As a beautiful socialite in the south of France, Desiree Clary must leave her privileged life behind when the Revolution roils the countryside and it falls on her to save her family from the guillotine. She finds an unlikely friend in the ambitious young military prodigy Napoleon Bonaparte. And when her devoted sister Julie marries Napoleon's brother Joseph, Desiree and Napoleon enter into their own passionate, dizzying courtship--one that leads to a secret engagement and an exchange of vows. Yet no one could prepare Desiree for the chaos and heartbreak that await her, and as Desiree makes plans to join Napoleon in the capital, he stuns her by taking up with the rising star of Parisian society, the Creole enchantress Josephine de Beauharnais.

Desiree is called to the glittering halls of the French capital and plunged into the inner circle of the new ruling clique, quickly entangled in a complicated relationship with Napoleon, the Bonapartes, and his new wife and empress. Her fate takes another stunning turn when she falls for Napoleon's confidant and star general, the indomitable Jean-Baptiste Bernadotte. But when these two men become political rivals and military foes, Desiree must choose between the love of her new husband and the love of her nation.

From the lavish estates of the French Riviera to the raucous streets of Paris to the snow-strewn city of Stockholm, Desiree finds herself at the epicenter of an empire rising and falling, navigating a constellation of larger-than-life political giants and dangerous, shifting alliances. Transforming from an impressionable girl into a fierce young woman, she discovers that to survive in this world she must learn to rely upon her instincts--and her heart.

Allison Pataki's meticulously researched and brilliantly imagined novel sweeps readers into the unbelievable life of a woman almost lost to history--a woman who not only adapts and survives but, ultimately, reigns. When Desiree is offered the throne of Sweden, will it be the end of her life and those she loves most, or, will it be the beginning of a dynasty to outlast all of the giants around her?

I haven't read a book by Allison Pataki yet but the cover and synopsis of this historical fiction already got me hooked. It looks and sounds absolutely amazing! ♥

Sunday, September 1, 2019

Monthly Wrap-Up — August 2019

Hello bookworms! It's finally September!
I haven't done a monthly wrap-up since October 2018... oops?
I decided to start doing them again or at least attempt to because I haven't been super active on my blog this summer. It's been pretty hot here in Belgium so I didn't really have the motivation to blog a lot aside from a few reviews I've posted occasionally. But anyways... here is my wrap-up!

Imperium by Robert Harris — 5/5★ {Review}
Petra: The History of Jordan's Rose City by History Titans — 4/5 {Review}
Othello by William Shakespeare — 4/5

Roman Empire: The Ancient Superpower by History Titans — 3/5 {Review}
The Body Painter by Pepper Winters — 4/5 {Review}
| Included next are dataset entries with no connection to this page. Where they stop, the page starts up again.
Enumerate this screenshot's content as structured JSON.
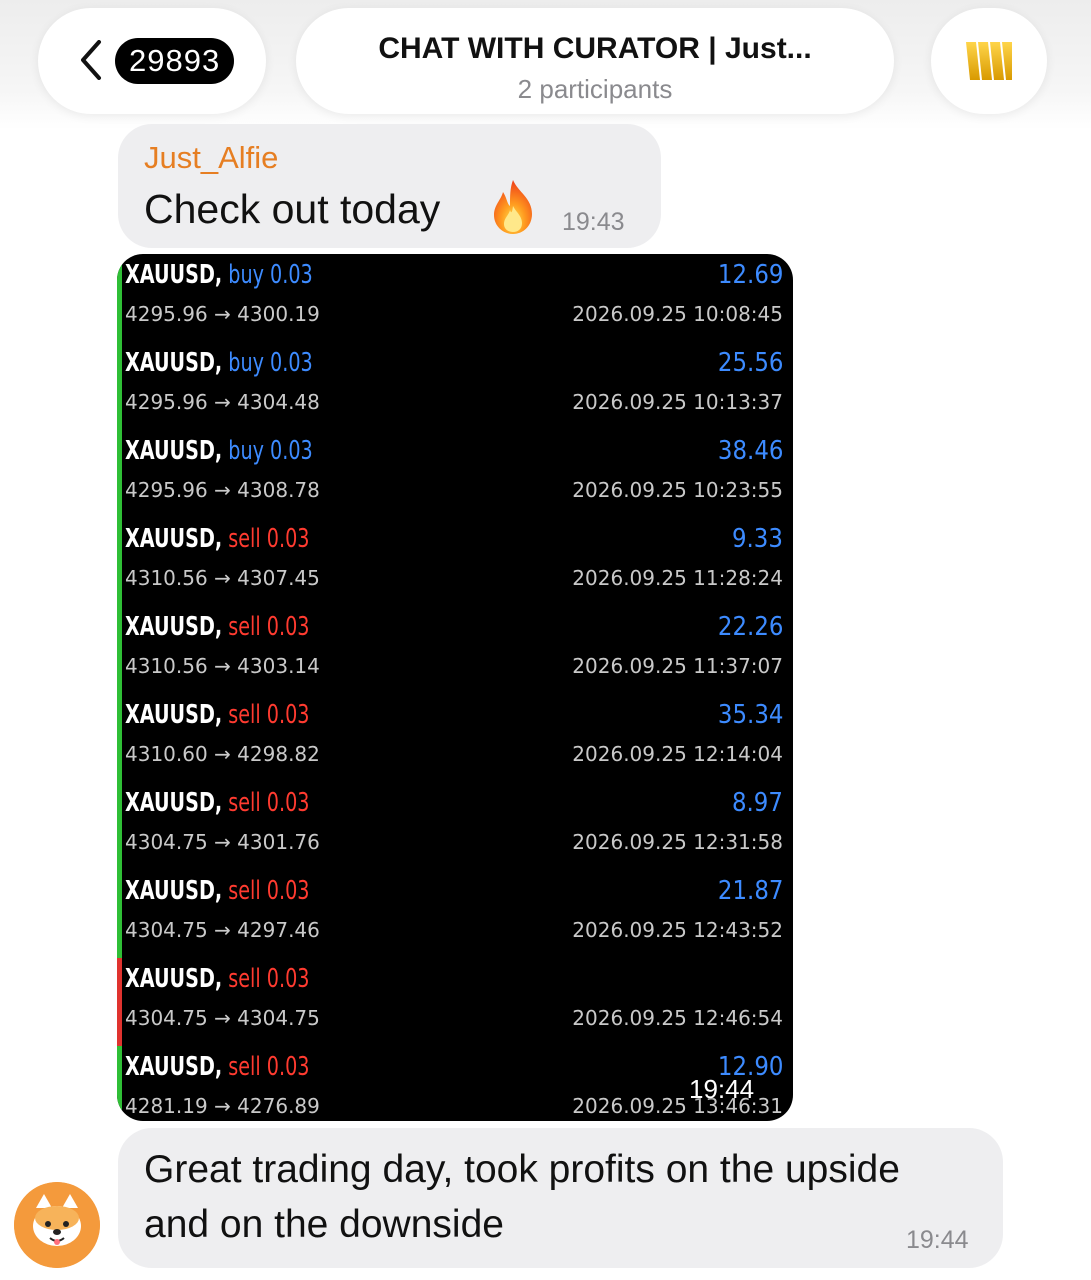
{
  "header": {
    "back_count": "29893",
    "title": "CHAT WITH CURATOR | Just...",
    "subtitle": "2 participants"
  },
  "messages": [
    {
      "sender": "Just_Alfie",
      "text": "Check out today",
      "emoji": "fire",
      "time": "19:43"
    },
    {
      "type": "photo",
      "time": "19:44"
    },
    {
      "text": "Great trading day, took profits on the upside and on the downside",
      "time": "19:44"
    }
  ],
  "trades": [
    {
      "symbol": "XAUUSD,",
      "side": "buy",
      "volume": "0.03",
      "open": "4295.96",
      "close": "4300.19",
      "profit": "12.69",
      "datetime": "2026.09.25 10:08:45",
      "bar": "green"
    },
    {
      "symbol": "XAUUSD,",
      "side": "buy",
      "volume": "0.03",
      "open": "4295.96",
      "close": "4304.48",
      "profit": "25.56",
      "datetime": "2026.09.25 10:13:37",
      "bar": "green"
    },
    {
      "symbol": "XAUUSD,",
      "side": "buy",
      "volume": "0.03",
      "open": "4295.96",
      "close": "4308.78",
      "profit": "38.46",
      "datetime": "2026.09.25 10:23:55",
      "bar": "green"
    },
    {
      "symbol": "XAUUSD,",
      "side": "sell",
      "volume": "0.03",
      "open": "4310.56",
      "close": "4307.45",
      "profit": "9.33",
      "datetime": "2026.09.25 11:28:24",
      "bar": "green"
    },
    {
      "symbol": "XAUUSD,",
      "side": "sell",
      "volume": "0.03",
      "open": "4310.56",
      "close": "4303.14",
      "profit": "22.26",
      "datetime": "2026.09.25 11:37:07",
      "bar": "green"
    },
    {
      "symbol": "XAUUSD,",
      "side": "sell",
      "volume": "0.03",
      "open": "4310.60",
      "close": "4298.82",
      "profit": "35.34",
      "datetime": "2026.09.25 12:14:04",
      "bar": "green"
    },
    {
      "symbol": "XAUUSD,",
      "side": "sell",
      "volume": "0.03",
      "open": "4304.75",
      "close": "4301.76",
      "profit": "8.97",
      "datetime": "2026.09.25 12:31:58",
      "bar": "green"
    },
    {
      "symbol": "XAUUSD,",
      "side": "sell",
      "volume": "0.03",
      "open": "4304.75",
      "close": "4297.46",
      "profit": "21.87",
      "datetime": "2026.09.25 12:43:52",
      "bar": "green"
    },
    {
      "symbol": "XAUUSD,",
      "side": "sell",
      "volume": "0.03",
      "open": "4304.75",
      "close": "4304.75",
      "profit": "",
      "datetime": "2026.09.25 12:46:54",
      "bar": "red"
    },
    {
      "symbol": "XAUUSD,",
      "side": "sell",
      "volume": "0.03",
      "open": "4281.19",
      "close": "4276.89",
      "profit": "12.90",
      "datetime": "2026.09.25 13:46:31",
      "bar": "green"
    }
  ],
  "colors": {
    "buy": "#3d8bff",
    "sell": "#ff3b30",
    "profit": "#3d8bff",
    "sender": "#e67e22"
  },
  "icons": {
    "back": "chevron-left-icon",
    "group": "crown-bars-icon",
    "emoji": "fire-icon",
    "avatar": "dog-avatar-icon"
  }
}
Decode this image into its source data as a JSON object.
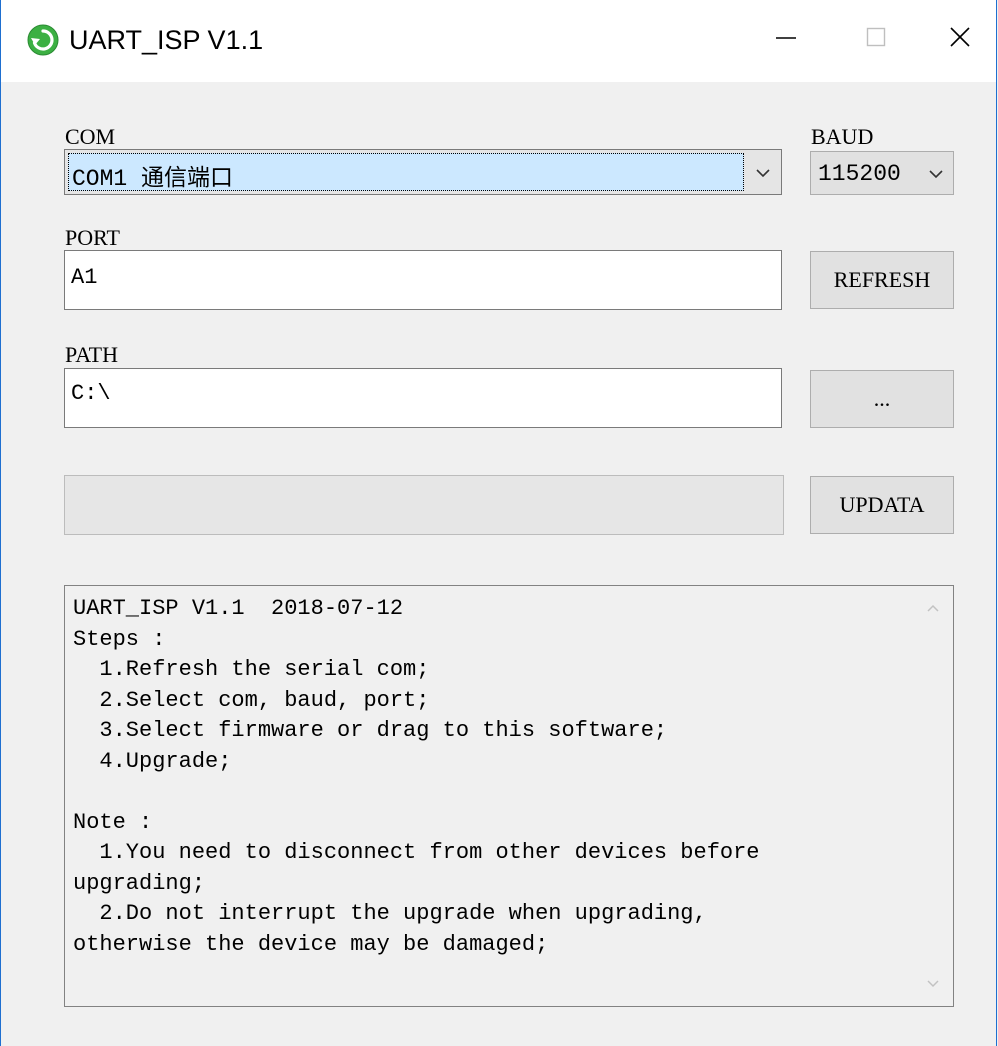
{
  "window": {
    "title": "UART_ISP V1.1"
  },
  "com": {
    "label": "COM",
    "value": "COM1 通信端口"
  },
  "baud": {
    "label": "BAUD",
    "value": "115200"
  },
  "port": {
    "label": "PORT",
    "value": "A1"
  },
  "refresh_button": {
    "label": "REFRESH"
  },
  "path": {
    "label": "PATH",
    "value": "C:\\"
  },
  "browse_button": {
    "label": "..."
  },
  "progress": {
    "fraction": 0
  },
  "update_button": {
    "label": "UPDATA"
  },
  "log": {
    "lines": [
      "UART_ISP V1.1  2018-07-12",
      "Steps :",
      "  1.Refresh the serial com;",
      "  2.Select com, baud, port;",
      "  3.Select firmware or drag to this software;",
      "  4.Upgrade;",
      "",
      "Note :",
      "  1.You need to disconnect from other devices before",
      "upgrading;",
      "  2.Do not interrupt the upgrade when upgrading,",
      "otherwise the device may be damaged;"
    ]
  },
  "icons": {
    "app": "refresh-arrow-icon",
    "minimize": "minimize-icon",
    "maximize": "maximize-icon",
    "close": "close-icon",
    "dropdown": "chevron-down-icon",
    "scroll_up": "scroll-up-arrow-icon",
    "scroll_down": "scroll-down-arrow-icon"
  },
  "colors": {
    "window_border": "#1e6fd0",
    "icon_green": "#3cb043",
    "focus_fill": "#cce8ff"
  }
}
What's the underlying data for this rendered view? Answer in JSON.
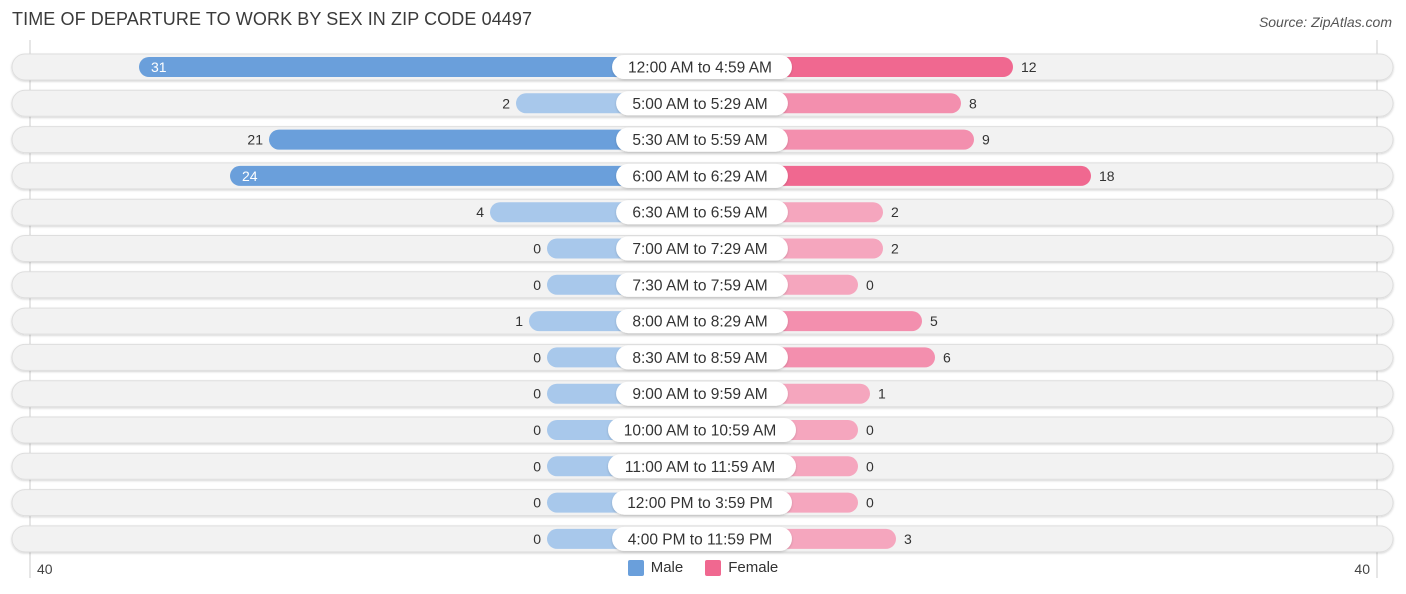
{
  "header": {
    "title": "TIME OF DEPARTURE TO WORK BY SEX IN ZIP CODE 04497",
    "source": "Source: ZipAtlas.com"
  },
  "colors": {
    "male": "#6a9fdb",
    "male_light": "#a8c8eb",
    "female": "#f06890",
    "female_light": "#f5a6be",
    "track": "#f2f2f2",
    "label_bg": "#ffffff"
  },
  "chart_data": {
    "type": "bar",
    "orientation": "horizontal-diverging",
    "title": "TIME OF DEPARTURE TO WORK BY SEX IN ZIP CODE 04497",
    "categories": [
      "12:00 AM to 4:59 AM",
      "5:00 AM to 5:29 AM",
      "5:30 AM to 5:59 AM",
      "6:00 AM to 6:29 AM",
      "6:30 AM to 6:59 AM",
      "7:00 AM to 7:29 AM",
      "7:30 AM to 7:59 AM",
      "8:00 AM to 8:29 AM",
      "8:30 AM to 8:59 AM",
      "9:00 AM to 9:59 AM",
      "10:00 AM to 10:59 AM",
      "11:00 AM to 11:59 AM",
      "12:00 PM to 3:59 PM",
      "4:00 PM to 11:59 PM"
    ],
    "series": [
      {
        "name": "Male",
        "values": [
          31,
          2,
          21,
          24,
          4,
          0,
          0,
          1,
          0,
          0,
          0,
          0,
          0,
          0
        ]
      },
      {
        "name": "Female",
        "values": [
          12,
          8,
          9,
          18,
          2,
          2,
          0,
          5,
          6,
          1,
          0,
          0,
          0,
          3
        ]
      }
    ],
    "xlim": [
      -40,
      40
    ],
    "tick_labels": {
      "left": "40",
      "right": "40"
    },
    "legend": [
      "Male",
      "Female"
    ],
    "legend_position": "bottom-center",
    "grid": false
  }
}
Heroes by Stephen Fry — 4/5 
Akhenaten: The Pharaoh of the Sun-God by in60Learning — 4/5
And Another Thing by Eoin Colfer —3.5/5

The Aztecs: Rise and Fall of an Empire by Serge Gruzinski — 3/5
The Impressionists by Vanessa Whinney — 4/5
Come Close by Sappho — 5/5

Favorite book of the month:

When Tiro, the confidential secretary of a Roman senator, opens the door to a terrified stranger on a cold November morning, he sets in motion a chain of events which will eventually propel his master into one of the most famous courtroom dramas in history.

The stranger is a Sicilian, a victim of the island's corrupt Roman governor, Verres. The senator is Cicero, a brilliant young lawyer and spellbinding orator, determined to attain imperium - supreme power in the state.

This is the starting-point of Robert Harris's most accomplished novel to date. Compellingly written in Tiro's voice, it takes us inside the violent, treacherous world of Roman politics, to describe how one man - clever, compassionate, devious, vulnerable - fought to reach the top.

Imperium was my first book of the month and it remained my favorite. I randomly picked it up because I wanted to read a book set in ancient Rome but ended up being so pleasantly surprised by it that I know I must read more books by Robert Harris in the future. It was a brilliant read!

What was your favorite book of August?